Mugabe’s birthday may not be a public holiday, but it has been turned into one huge national celebration by the party faithful. Annually, they congregate in their thousands, at an appointed place where beasts of many varieties, tame or extracted from the wild, are slaughtered in fulfilment of one large feast. Drinks flow, men and women sing, dance and ululate, celebrating the leader’s birthday. Petitions are despatched to the Lord asking that the leader may be gifted with more years. “Long Live, Cde Mugabe!” was a familiar chant at rallies from the early days of independence. And with Mugabe now going for his 92nd birthday, this is one particular call that has been heeded.
“I fear we are heading towards the creation of a dictatorship. Democracy in Zimbabwe is in intensive care and leadership has decayed”. These were the words of Edgar Tekere back in October 1988 at a public meeting where he delivered a fierce critique of government. Mugabe responded by calling him a “dissident and malcontent”. It wasn’t long before Tekere got his marching orders from Zanu PF. That was only 8 years after independence. But the man who had occupied the trenches along with Mugabe had already seen that the revolution had lost its way.
This is how Mugabe firmly established his place at the centre of both party and country. It was done through a comprehensive and methodical exercise of political landscaping, in which all the tributaries of power were diverted to feed the central reservoir. The balance of power shifted dramatically, with power residing in the other arms of both the state and party flowing towards the Presidency.
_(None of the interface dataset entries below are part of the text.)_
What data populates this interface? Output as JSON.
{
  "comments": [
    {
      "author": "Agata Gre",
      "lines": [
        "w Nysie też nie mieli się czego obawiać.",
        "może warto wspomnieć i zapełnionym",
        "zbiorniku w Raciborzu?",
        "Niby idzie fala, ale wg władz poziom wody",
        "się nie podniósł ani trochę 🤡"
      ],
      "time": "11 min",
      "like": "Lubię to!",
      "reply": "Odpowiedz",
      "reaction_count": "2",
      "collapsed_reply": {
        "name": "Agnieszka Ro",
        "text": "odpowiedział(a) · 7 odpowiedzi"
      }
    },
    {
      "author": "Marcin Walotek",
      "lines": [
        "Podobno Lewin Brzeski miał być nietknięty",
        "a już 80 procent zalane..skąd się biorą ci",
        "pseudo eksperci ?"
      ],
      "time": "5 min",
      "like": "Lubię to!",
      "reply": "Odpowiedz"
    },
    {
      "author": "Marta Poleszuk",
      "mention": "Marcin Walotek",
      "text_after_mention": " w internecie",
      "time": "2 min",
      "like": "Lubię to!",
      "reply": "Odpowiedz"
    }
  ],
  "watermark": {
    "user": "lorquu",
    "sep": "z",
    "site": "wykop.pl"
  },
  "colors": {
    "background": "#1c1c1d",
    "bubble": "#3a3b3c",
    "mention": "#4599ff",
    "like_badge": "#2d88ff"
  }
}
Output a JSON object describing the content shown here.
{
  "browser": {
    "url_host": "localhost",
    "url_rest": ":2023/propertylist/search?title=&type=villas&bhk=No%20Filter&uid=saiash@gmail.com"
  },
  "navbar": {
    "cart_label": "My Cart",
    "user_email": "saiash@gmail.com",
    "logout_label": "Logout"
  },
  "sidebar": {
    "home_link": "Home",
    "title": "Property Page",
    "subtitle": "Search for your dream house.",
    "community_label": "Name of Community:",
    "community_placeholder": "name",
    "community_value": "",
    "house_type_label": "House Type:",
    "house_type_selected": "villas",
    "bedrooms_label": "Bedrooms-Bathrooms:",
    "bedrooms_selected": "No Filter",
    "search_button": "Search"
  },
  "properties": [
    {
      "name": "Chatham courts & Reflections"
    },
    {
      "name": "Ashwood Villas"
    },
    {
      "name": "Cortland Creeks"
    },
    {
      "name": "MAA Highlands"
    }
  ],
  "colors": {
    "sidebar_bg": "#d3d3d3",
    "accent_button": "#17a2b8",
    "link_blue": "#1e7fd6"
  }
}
This has given an impression that at party level, Mugabe does not depend on the party, but the party depends on him.
This then brings us to the third part: With Mugabe such an omnipresent figure in Zanu PF and with his personality so intricately woven into the fabric of the party, does the party have the capacity to outlive him as a single unit? Can it survive intact without its patriarch? Or will the centre cease to hold and collapse when the lead character has vacated the stage? An examination of these questions will form the third part of this series. So far, we have examined how Mugabe came to dominate Zanu PF, but what happens when he has said his final adieu remains an important point of enquiry.
This article was first published on www.alexmagaisa.com. Follow on Twitter @wamagaisa. Contact at email@example.com